> Brief
Your task is to print all of the entries exactly, though the pictures should not be included.
-=-=-=-=-
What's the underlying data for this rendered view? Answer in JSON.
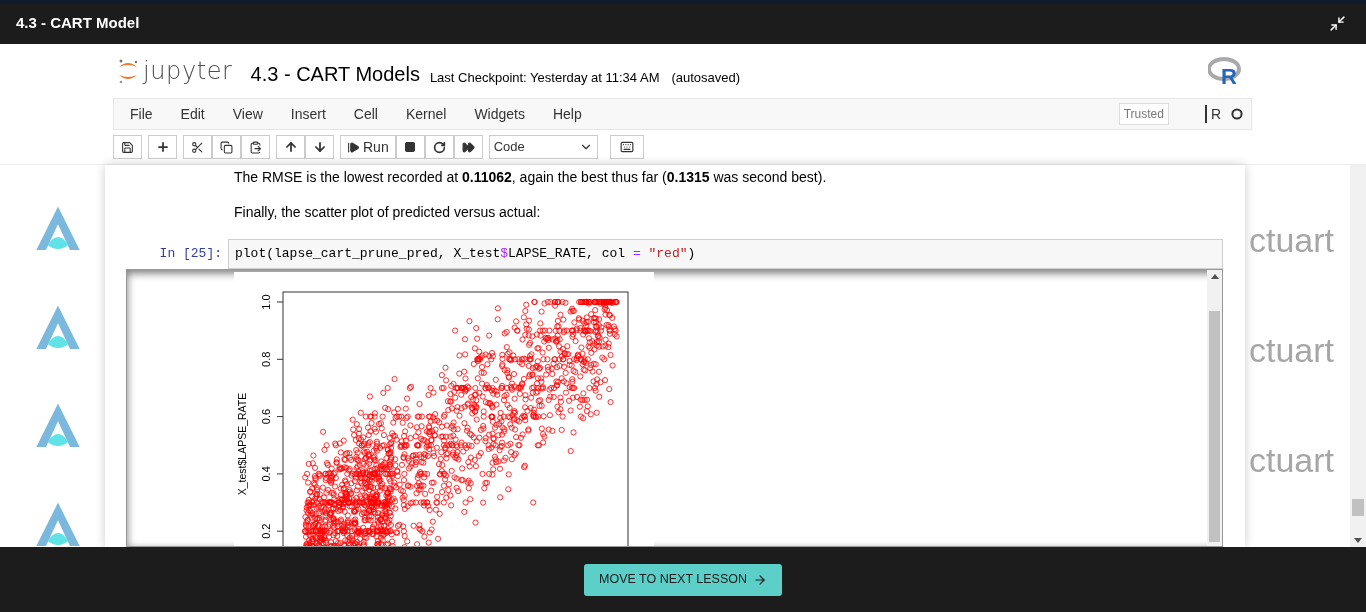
{
  "window": {
    "title": "4.3 - CART Model"
  },
  "notebook": {
    "logo_text": "jupyter",
    "title": "4.3 - CART Models",
    "checkpoint": "Last Checkpoint: Yesterday at 11:34 AM",
    "autosave": "(autosaved)",
    "kernel_logo_letter": "R"
  },
  "menu": [
    "File",
    "Edit",
    "View",
    "Insert",
    "Cell",
    "Kernel",
    "Widgets",
    "Help"
  ],
  "status": {
    "trusted": "Trusted",
    "kernel_name": "R"
  },
  "toolbar": {
    "run_label": "Run",
    "cell_type": "Code"
  },
  "cells": [
    {
      "kind": "markdown",
      "text": "The RMSE is the lowest recorded at **0.11062**, again the best thus far (**0.1315** was second best)."
    },
    {
      "kind": "markdown",
      "text": "Finally, the scatter plot of predicted versus actual:"
    },
    {
      "kind": "code",
      "prompt": "In [25]:",
      "tokens": [
        {
          "kind": "plain",
          "text": "plot(lapse_cart_prune_pred, X_test"
        },
        {
          "kind": "operator",
          "text": "$"
        },
        {
          "kind": "plain",
          "text": "LAPSE_RATE, col "
        },
        {
          "kind": "operator",
          "text": "="
        },
        {
          "kind": "string",
          "text": " \"red\""
        },
        {
          "kind": "plain",
          "text": ")"
        }
      ]
    }
  ],
  "output": {
    "plot": {
      "ylabel": "X_test$LAPSE_RATE",
      "y_tick_labels": [
        "1.0",
        "0.8",
        "0.6",
        "0.4",
        "0.2"
      ]
    }
  },
  "background": {
    "side_texts": [
      "ctuart",
      "ctuart",
      "ctuart"
    ]
  },
  "footer": {
    "button": "MOVE TO NEXT LESSON"
  }
}
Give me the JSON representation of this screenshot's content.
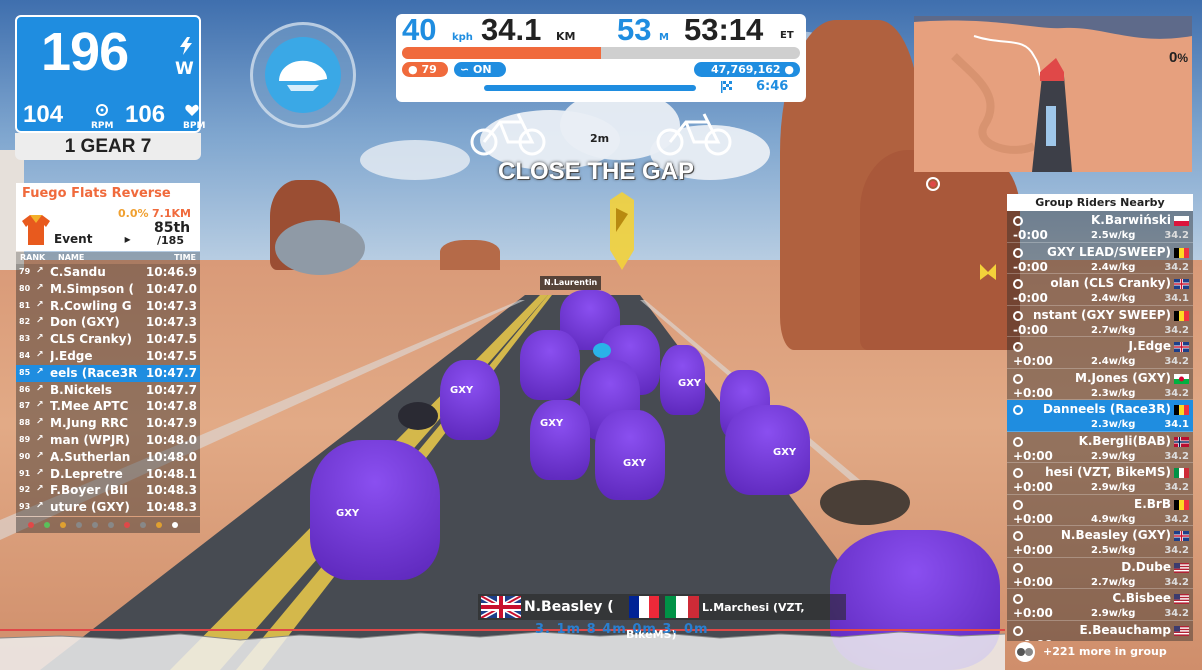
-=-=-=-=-
> Your response
What's the underlying data for this rendered view? Answer in JSON.
{
  "window": {
    "title": "4.3 - CART Model"
  },
  "notebook": {
    "logo_text": "jupyter",
    "title": "4.3 - CART Models",
    "checkpoint": "Last Checkpoint: Yesterday at 11:34 AM",
    "autosave": "(autosaved)",
    "kernel_logo_letter": "R"
  },
  "menu": [
    "File",
    "Edit",
    "View",
    "Insert",
    "Cell",
    "Kernel",
    "Widgets",
    "Help"
  ],
  "status": {
    "trusted": "Trusted",
    "kernel_name": "R"
  },
  "toolbar": {
    "run_label": "Run",
    "cell_type": "Code"
  },
  "cells": [
    {
      "kind": "markdown",
      "text": "The RMSE is the lowest recorded at **0.11062**, again the best thus far (**0.1315** was second best)."
    },
    {
      "kind": "markdown",
      "text": "Finally, the scatter plot of predicted versus actual:"
    },
    {
      "kind": "code",
      "prompt": "In [25]:",
      "tokens": [
        {
          "kind": "plain",
          "text": "plot(lapse_cart_prune_pred, X_test"
        },
        {
          "kind": "operator",
          "text": "$"
        },
        {
          "kind": "plain",
          "text": "LAPSE_RATE, col "
        },
        {
          "kind": "operator",
          "text": "="
        },
        {
          "kind": "string",
          "text": " \"red\""
        },
        {
          "kind": "plain",
          "text": ")"
        }
      ]
    }
  ],
  "output": {
    "plot": {
      "ylabel": "X_test$LAPSE_RATE",
      "y_tick_labels": [
        "1.0",
        "0.8",
        "0.6",
        "0.4",
        "0.2"
      ]
    }
  },
  "background": {
    "side_texts": [
      "ctuart",
      "ctuart",
      "ctuart"
    ]
  },
  "footer": {
    "button": "MOVE TO NEXT LESSON"
  }
}
Give me the JSON representation of this screenshot's content.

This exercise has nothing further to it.